All of this recent crime news in Ocean Grove puts me in mind of an encounter I had some years ago in a subway in Madrid.
I was traveling in Spain with my wife and my daughter, and at that time small bands of teenage thieves — “wolf packs” I believe they were called — were prowling the streets of Madrid, taking advantage of the unwary, including tourists like us. The way they worked was, one of these boys would do something to distract the victim while another sneaked up from behind and snatched a purse or wallet — standard pickpocket procedure.
I must have seemed like a good mark (I have an out-to-lunch look much of the time), because two of these wolf packs targeted me in a single day. The first attempt was on a busy sidewalk, but I saw them coming and brushed them away. No hay problema. The second group made their move against me on a crowded escalator in the subway. More complicated situation.
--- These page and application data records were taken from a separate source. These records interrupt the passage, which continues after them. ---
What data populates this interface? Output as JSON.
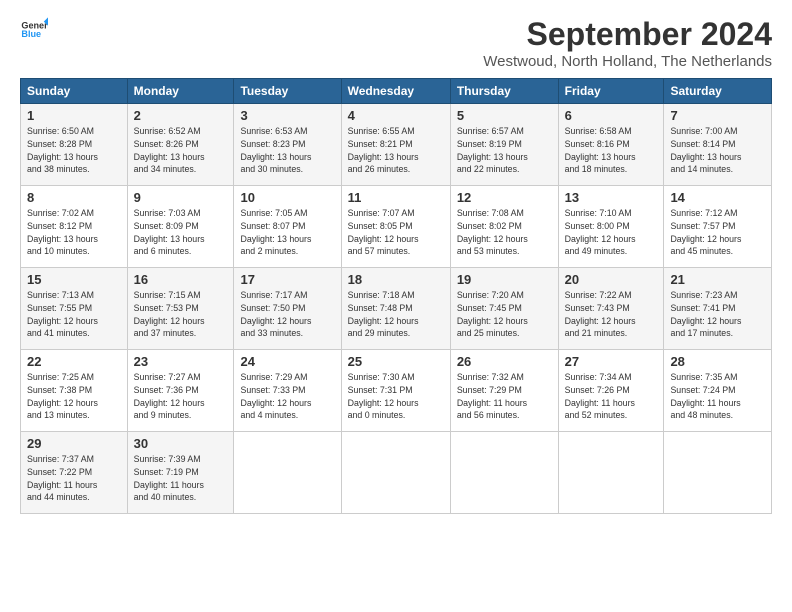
{
  "header": {
    "logo": {
      "line1": "General",
      "line2": "Blue"
    },
    "title": "September 2024",
    "location": "Westwoud, North Holland, The Netherlands"
  },
  "calendar": {
    "days_of_week": [
      "Sunday",
      "Monday",
      "Tuesday",
      "Wednesday",
      "Thursday",
      "Friday",
      "Saturday"
    ],
    "weeks": [
      [
        null,
        {
          "day": 2,
          "info": "Sunrise: 6:52 AM\nSunset: 8:26 PM\nDaylight: 13 hours\nand 34 minutes."
        },
        {
          "day": 3,
          "info": "Sunrise: 6:53 AM\nSunset: 8:23 PM\nDaylight: 13 hours\nand 30 minutes."
        },
        {
          "day": 4,
          "info": "Sunrise: 6:55 AM\nSunset: 8:21 PM\nDaylight: 13 hours\nand 26 minutes."
        },
        {
          "day": 5,
          "info": "Sunrise: 6:57 AM\nSunset: 8:19 PM\nDaylight: 13 hours\nand 22 minutes."
        },
        {
          "day": 6,
          "info": "Sunrise: 6:58 AM\nSunset: 8:16 PM\nDaylight: 13 hours\nand 18 minutes."
        },
        {
          "day": 7,
          "info": "Sunrise: 7:00 AM\nSunset: 8:14 PM\nDaylight: 13 hours\nand 14 minutes."
        }
      ],
      [
        {
          "day": 8,
          "info": "Sunrise: 7:02 AM\nSunset: 8:12 PM\nDaylight: 13 hours\nand 10 minutes."
        },
        {
          "day": 9,
          "info": "Sunrise: 7:03 AM\nSunset: 8:09 PM\nDaylight: 13 hours\nand 6 minutes."
        },
        {
          "day": 10,
          "info": "Sunrise: 7:05 AM\nSunset: 8:07 PM\nDaylight: 13 hours\nand 2 minutes."
        },
        {
          "day": 11,
          "info": "Sunrise: 7:07 AM\nSunset: 8:05 PM\nDaylight: 12 hours\nand 57 minutes."
        },
        {
          "day": 12,
          "info": "Sunrise: 7:08 AM\nSunset: 8:02 PM\nDaylight: 12 hours\nand 53 minutes."
        },
        {
          "day": 13,
          "info": "Sunrise: 7:10 AM\nSunset: 8:00 PM\nDaylight: 12 hours\nand 49 minutes."
        },
        {
          "day": 14,
          "info": "Sunrise: 7:12 AM\nSunset: 7:57 PM\nDaylight: 12 hours\nand 45 minutes."
        }
      ],
      [
        {
          "day": 15,
          "info": "Sunrise: 7:13 AM\nSunset: 7:55 PM\nDaylight: 12 hours\nand 41 minutes."
        },
        {
          "day": 16,
          "info": "Sunrise: 7:15 AM\nSunset: 7:53 PM\nDaylight: 12 hours\nand 37 minutes."
        },
        {
          "day": 17,
          "info": "Sunrise: 7:17 AM\nSunset: 7:50 PM\nDaylight: 12 hours\nand 33 minutes."
        },
        {
          "day": 18,
          "info": "Sunrise: 7:18 AM\nSunset: 7:48 PM\nDaylight: 12 hours\nand 29 minutes."
        },
        {
          "day": 19,
          "info": "Sunrise: 7:20 AM\nSunset: 7:45 PM\nDaylight: 12 hours\nand 25 minutes."
        },
        {
          "day": 20,
          "info": "Sunrise: 7:22 AM\nSunset: 7:43 PM\nDaylight: 12 hours\nand 21 minutes."
        },
        {
          "day": 21,
          "info": "Sunrise: 7:23 AM\nSunset: 7:41 PM\nDaylight: 12 hours\nand 17 minutes."
        }
      ],
      [
        {
          "day": 22,
          "info": "Sunrise: 7:25 AM\nSunset: 7:38 PM\nDaylight: 12 hours\nand 13 minutes."
        },
        {
          "day": 23,
          "info": "Sunrise: 7:27 AM\nSunset: 7:36 PM\nDaylight: 12 hours\nand 9 minutes."
        },
        {
          "day": 24,
          "info": "Sunrise: 7:29 AM\nSunset: 7:33 PM\nDaylight: 12 hours\nand 4 minutes."
        },
        {
          "day": 25,
          "info": "Sunrise: 7:30 AM\nSunset: 7:31 PM\nDaylight: 12 hours\nand 0 minutes."
        },
        {
          "day": 26,
          "info": "Sunrise: 7:32 AM\nSunset: 7:29 PM\nDaylight: 11 hours\nand 56 minutes."
        },
        {
          "day": 27,
          "info": "Sunrise: 7:34 AM\nSunset: 7:26 PM\nDaylight: 11 hours\nand 52 minutes."
        },
        {
          "day": 28,
          "info": "Sunrise: 7:35 AM\nSunset: 7:24 PM\nDaylight: 11 hours\nand 48 minutes."
        }
      ],
      [
        {
          "day": 29,
          "info": "Sunrise: 7:37 AM\nSunset: 7:22 PM\nDaylight: 11 hours\nand 44 minutes."
        },
        {
          "day": 30,
          "info": "Sunrise: 7:39 AM\nSunset: 7:19 PM\nDaylight: 11 hours\nand 40 minutes."
        },
        null,
        null,
        null,
        null,
        null
      ]
    ],
    "week0_sunday": {
      "day": 1,
      "info": "Sunrise: 6:50 AM\nSunset: 8:28 PM\nDaylight: 13 hours\nand 38 minutes."
    }
  }
}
One boy had squeezed in directly in front of me on the escalator, while another had moved in behind. I was paying no notice to either of them. Just as we all reached the top of the escalator, the boy in front stopped suddenly and blocked my way by bending over as if to pick something up off the floor. Then, from behind me, almost immediately, I felt a hand going for the wallet in my hip pocket.
Before he could remove the wallet I spun around and confronted him. He was very young, and he stood frozen, facing me there on the crowded landing. Now I was yelling at this kid, first in Spanish, which I spoke pretty well at that time, but as my anger rose, my curses turned to English.
The situation became cinematic. The boy and I were surrounded by a crowd of people. When they heard me scream the word “thief,” I could feel their sympathies gravitating my way. But, to complete this picture, the other thing you should visualize is that I had assumed a martial arts pose — slight crouch, sideways to my adversary, left foot forward, right foot back, hands raised for combat. This was something I had learned from two or three weeks of karate instruction some years previously, but I had never actually assumed that stance in anger before. (Those who know me may find this little scene hard to picture, but that’s how it was.)
The young Spanish pickpocket stood in silence, stupified, I suppose, by my near-apoplectic rage. “You’re a thief!” I was yelling. “I’ll smash you through this [expletive] floor.”
Then the kid said something I don’t think I will ever forget. In calm and perfect English, barely accented, he said, “What’s your problem?”
Maybe in karate classes more advanced than the one I took they teach you what to do when an opponent says that. But I was just speechless. And I’m not sure of this, but at that moment I think what I did was, I laughed.
MUSICAL ACCOMPANIMENT: This song, “Meeting Across the River” by Bruce Springsteen, is about a crime in the making. It’s all rather mysterious, but you get the impression that this scheme, whatever it is, might not work out so well.